Plans to improve health care in West Norfolk have been given a boost after winning national recognition.
West Norfolk Alliance, which brings together the area’s Clinical Commissioning Group (CCG) and other NHS Trusts has been granted “pioneer status” from the department of health.
The news was announced by health minister Norman Lamb earlier this week.
This new status does not bring any further funding for health services in the area but allows the commissioning group to seek advice from other specialist bodies.
The alliance aims to improve services with greater co-ordination. The plans draw together clinical, technological and operational initiatives.
Successful innovations include using a telemedicine triage in care homes and establishing a frailty unit at the Queen Elizabeth Hospital.
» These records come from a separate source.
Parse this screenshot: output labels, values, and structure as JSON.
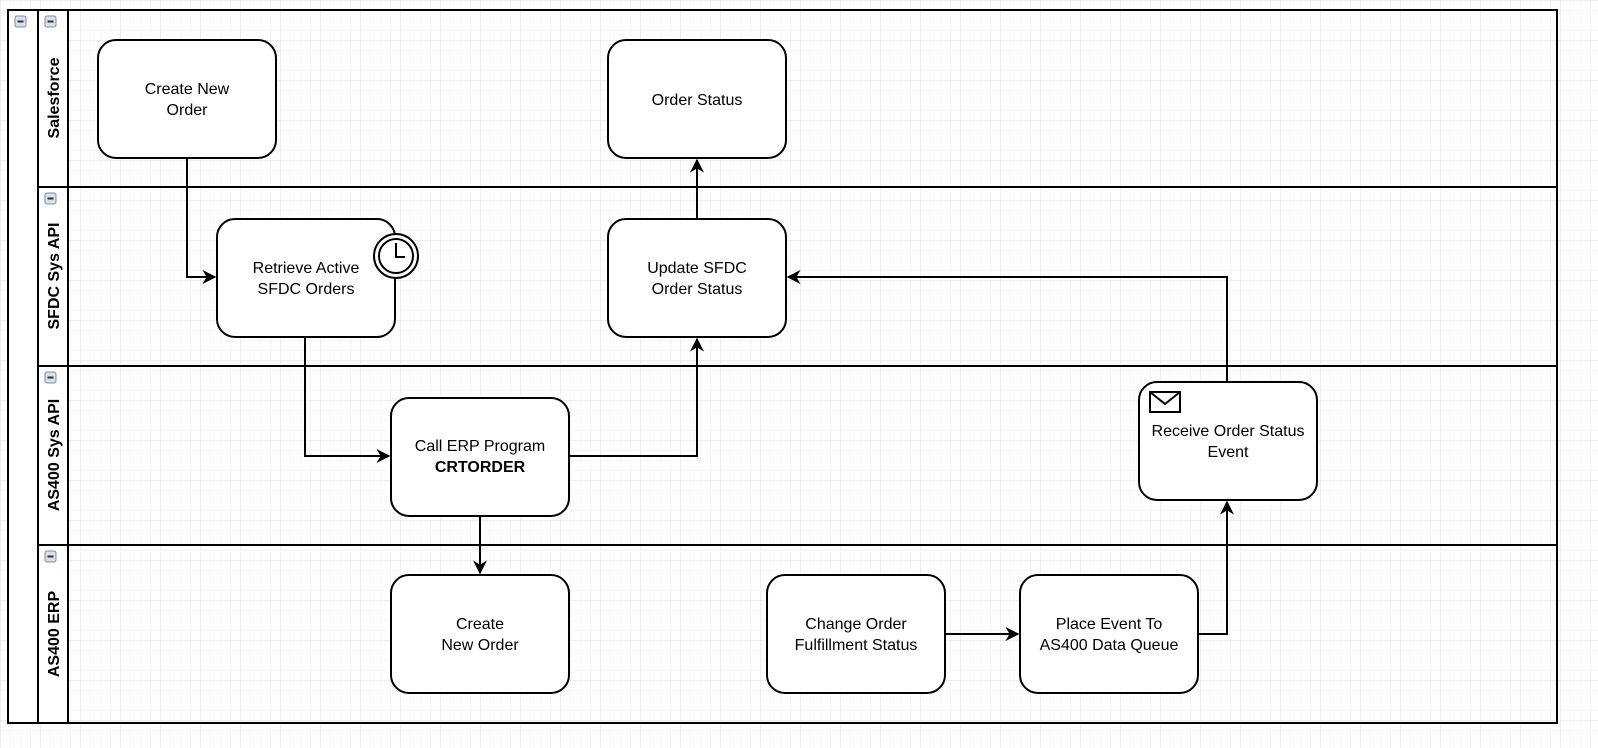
{
  "pool": {
    "collapse_icon": "minus-box-icon"
  },
  "lanes": [
    {
      "title": "Salesforce"
    },
    {
      "title": "SFDC Sys API"
    },
    {
      "title": "AS400 Sys API"
    },
    {
      "title": "AS400 ERP"
    }
  ],
  "nodes": {
    "create_order_sf": {
      "lines": [
        "Create New",
        "Order"
      ]
    },
    "order_status": {
      "lines": [
        "Order Status"
      ]
    },
    "retrieve": {
      "lines": [
        "Retrieve Active",
        "SFDC Orders"
      ],
      "icon": "timer-clock-icon"
    },
    "update_sfdc": {
      "lines": [
        "Update SFDC",
        "Order Status"
      ]
    },
    "call_erp": {
      "lines": [
        "Call ERP Program",
        "CRTORDER"
      ]
    },
    "receive": {
      "lines": [
        "Receive Order Status",
        "Event"
      ],
      "icon": "envelope-icon"
    },
    "create_order_erp": {
      "lines": [
        "Create",
        "New Order"
      ]
    },
    "change_status": {
      "lines": [
        "Change Order",
        "Fulfillment Status"
      ]
    },
    "place_event": {
      "lines": [
        "Place Event To",
        "AS400 Data Queue"
      ]
    }
  }
}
Another initiative being used by in the programme is the creation of a virtual ward in which medically fit patients are discharged from hospital and treated at home by a team of nurses and health care assistants.
The CCG says further integration of services and care closer to home will ease current winter pressures which are creating problems for the area.
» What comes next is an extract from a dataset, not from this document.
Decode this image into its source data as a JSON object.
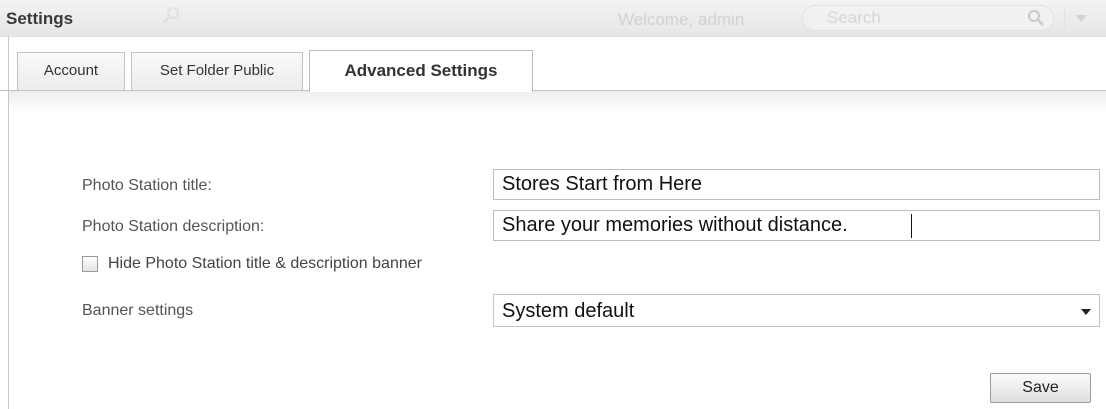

The group’s chief officer Dr Sue Crossman said: “We are delighted that our bid for pioneer status has been successful. We have already made significant progress with a number of innovations and pilot schemes which all aim to improve the outcome for patients.
“We want to support older people to stay well in the community and break down barriers to people receiving comprehensive and well co-ordinated health and social care.
“Being granted formal pioneer status means we can continue to contribute to this important and exciting work, creating long term solutions for the health and social care status.”
Health minister Mr Lamb said: “I am delighted West Norfolk has been chosen to be an integrated care pioneer. Through the original pioneers, we have already seen the difference joining up health and care can have in reducing unnecessary emergency admissions and helping people to live independently for longer.”